Another major focus of this book is on healing of traumatic or emotional memories. Here Armstrong applies what she calls her RECON method, an acronym for five-step plan which involves the following: 1) Recall the current undesired state of mind briefly, 2) Explore for a similar associated memory from the past, 3) Create a calm, pleasant experience to elicit the desired response, 4) Observationally describe the troubling memory, and 5) Neutralize the negative emotions with the contrasting positive state to update the original learning. This process necessitates engaging the client in identifying symbolic visualization, with the prompt being "let's create a symbol of your mind working that way [in the desired, more positive manner], something in nature or an animal in the wild--what comes to mind?" Of course, in every case example Armstrong uses in the book, the client immediately comes up with something--"a sunset" "a beautiful white horse." These uber-compliant cases are not truly valid illustrations of "stuck" clients; it would have been much more helpful had Armstrong included clients who resisted these interventions or who simply were uncertain how to respond.
Still, while the RECON technique itself may have some limitations, Armstrong includes a number of strategies that can easily be employed independently. She talked in detail about use of metaphor--certainly not a new concept in psychotherapy, but one for which she offers specific guidelines in becoming a "spirited storyteller." Along those same lines, play and humor form a large part of Armstrong's work, and she discusses how to use these methods in dealing with difficult issues such as trauma and anger.
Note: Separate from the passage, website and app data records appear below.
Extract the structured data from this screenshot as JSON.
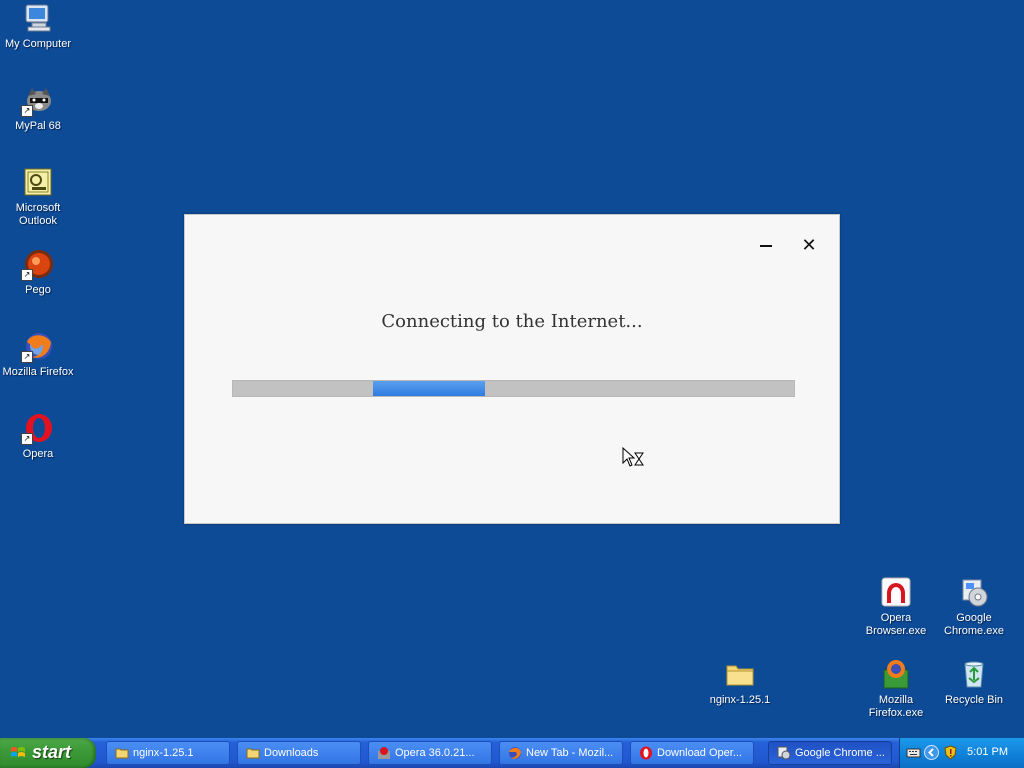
{
  "desktop": {
    "icons": [
      {
        "label": "My Computer",
        "icon": "my-computer-icon"
      },
      {
        "label": "MyPal 68",
        "icon": "mypal-icon"
      },
      {
        "label": "Microsoft\nOutlook",
        "icon": "outlook-icon"
      },
      {
        "label": "Pego",
        "icon": "pego-icon"
      },
      {
        "label": "Mozilla Firefox",
        "icon": "firefox-icon"
      },
      {
        "label": "Opera",
        "icon": "opera-icon"
      },
      {
        "label": "Opera\nBrowser.exe",
        "icon": "opera-installer-icon"
      },
      {
        "label": "Google\nChrome.exe",
        "icon": "chrome-installer-icon"
      },
      {
        "label": "nginx-1.25.1",
        "icon": "folder-icon"
      },
      {
        "label": "Mozilla\nFirefox.exe",
        "icon": "firefox-installer-icon"
      },
      {
        "label": "Recycle Bin",
        "icon": "recycle-bin-icon"
      }
    ]
  },
  "dialog": {
    "message": "Connecting to the Internet...",
    "minimize_symbol": "—",
    "close_symbol": "✕",
    "progress": {
      "start_fraction": 0.25,
      "end_fraction": 0.45,
      "indeterminate": true
    }
  },
  "taskbar": {
    "start_label": "start",
    "buttons": [
      {
        "label": "nginx-1.25.1",
        "icon": "folder-icon"
      },
      {
        "label": "Downloads",
        "icon": "folder-icon"
      },
      {
        "label": "Opera 36.0.21...",
        "icon": "opera-installer-icon"
      },
      {
        "label": "New Tab - Mozil...",
        "icon": "firefox-icon"
      },
      {
        "label": "Download Oper...",
        "icon": "opera-icon"
      },
      {
        "label": "Google Chrome ...",
        "icon": "chrome-installer-icon"
      }
    ],
    "tray": {
      "clock": "5:01 PM",
      "icons": [
        "keyboard-icon",
        "chevron-left-icon",
        "shield-icon"
      ]
    }
  },
  "colors": {
    "desktop": "#0e4b97",
    "progress_fill": "#3b86e8",
    "taskbar": "#2257d0",
    "start": "#3c9b38"
  }
}
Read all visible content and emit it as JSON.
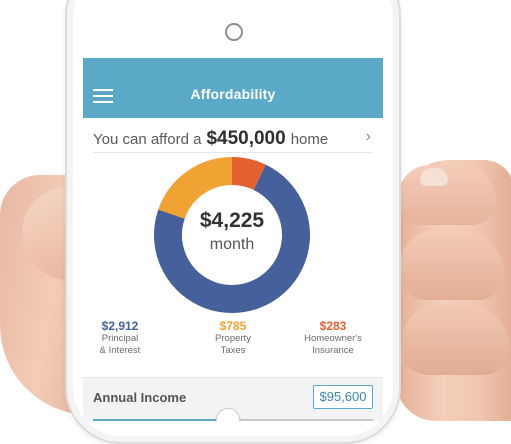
{
  "app": {
    "title": "Affordability"
  },
  "afford": {
    "prefix": "You can afford a",
    "amount": "$450,000",
    "suffix": "home"
  },
  "summary": {
    "monthly_amount": "$4,225",
    "period": "month"
  },
  "breakdown": [
    {
      "value": "$2,912",
      "label1": "Principal",
      "label2": "& Interest",
      "amount": 2912,
      "color": "#45609a"
    },
    {
      "value": "$785",
      "label1": "Property",
      "label2": "Taxes",
      "amount": 785,
      "color": "#f0a232"
    },
    {
      "value": "$283",
      "label1": "Homeowner's",
      "label2": "Insurance",
      "amount": 283,
      "color": "#e4602f"
    }
  ],
  "income": {
    "label": "Annual Income",
    "value": "$95,600",
    "slider_fraction": 0.48
  },
  "icons": {
    "menu": "hamburger-menu-icon",
    "chevron": "chevron-right-icon"
  }
}
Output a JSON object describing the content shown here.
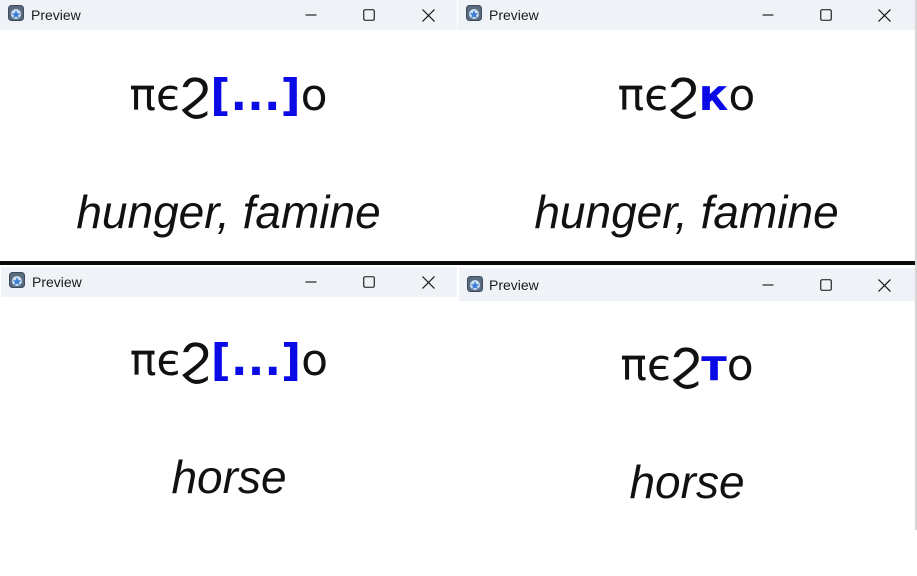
{
  "accent_color": "#0a0ae6",
  "windows": [
    {
      "title": "Preview",
      "word_before": "πєϨ",
      "word_highlight": "[...]",
      "word_after": "o",
      "gloss": "hunger, famine"
    },
    {
      "title": "Preview",
      "word_before": "πєϨ",
      "word_highlight": "к",
      "word_after": "o",
      "gloss": "hunger, famine"
    },
    {
      "title": "Preview",
      "word_before": "πєϨ",
      "word_highlight": "[...]",
      "word_after": "o",
      "gloss": "horse"
    },
    {
      "title": "Preview",
      "word_before": "πєϨ",
      "word_highlight": "т",
      "word_after": "o",
      "gloss": "horse"
    }
  ]
}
Finally, Armstrong offers ideas for incorporating alternative modalities such as music, movement, and poetry. Her idea of creating a mood-modifying playlist so resonated with me that I found myself recommending it to two separate clients just yesterday. On the other hand, I'm not sure I'm ready to encourage traumatized clients to virtual punch me, another strategy that Armstrong has used in her sessions.
In summary, whether or not one fully embraces Armstrong's approach, The Therapeutic "Aha!" provides a wealth of options for inspiring therapists to think outside of the proverbial box. By being open to bringing new ideas into the practice of psychotherapy, we avoid becoming stuck ourselves, which can only serve to benefit our clients.
© 2016 Beth Cholette
Beth Cholette, Ph.D., is a clinical psychologist who provides psychotherapy to college students.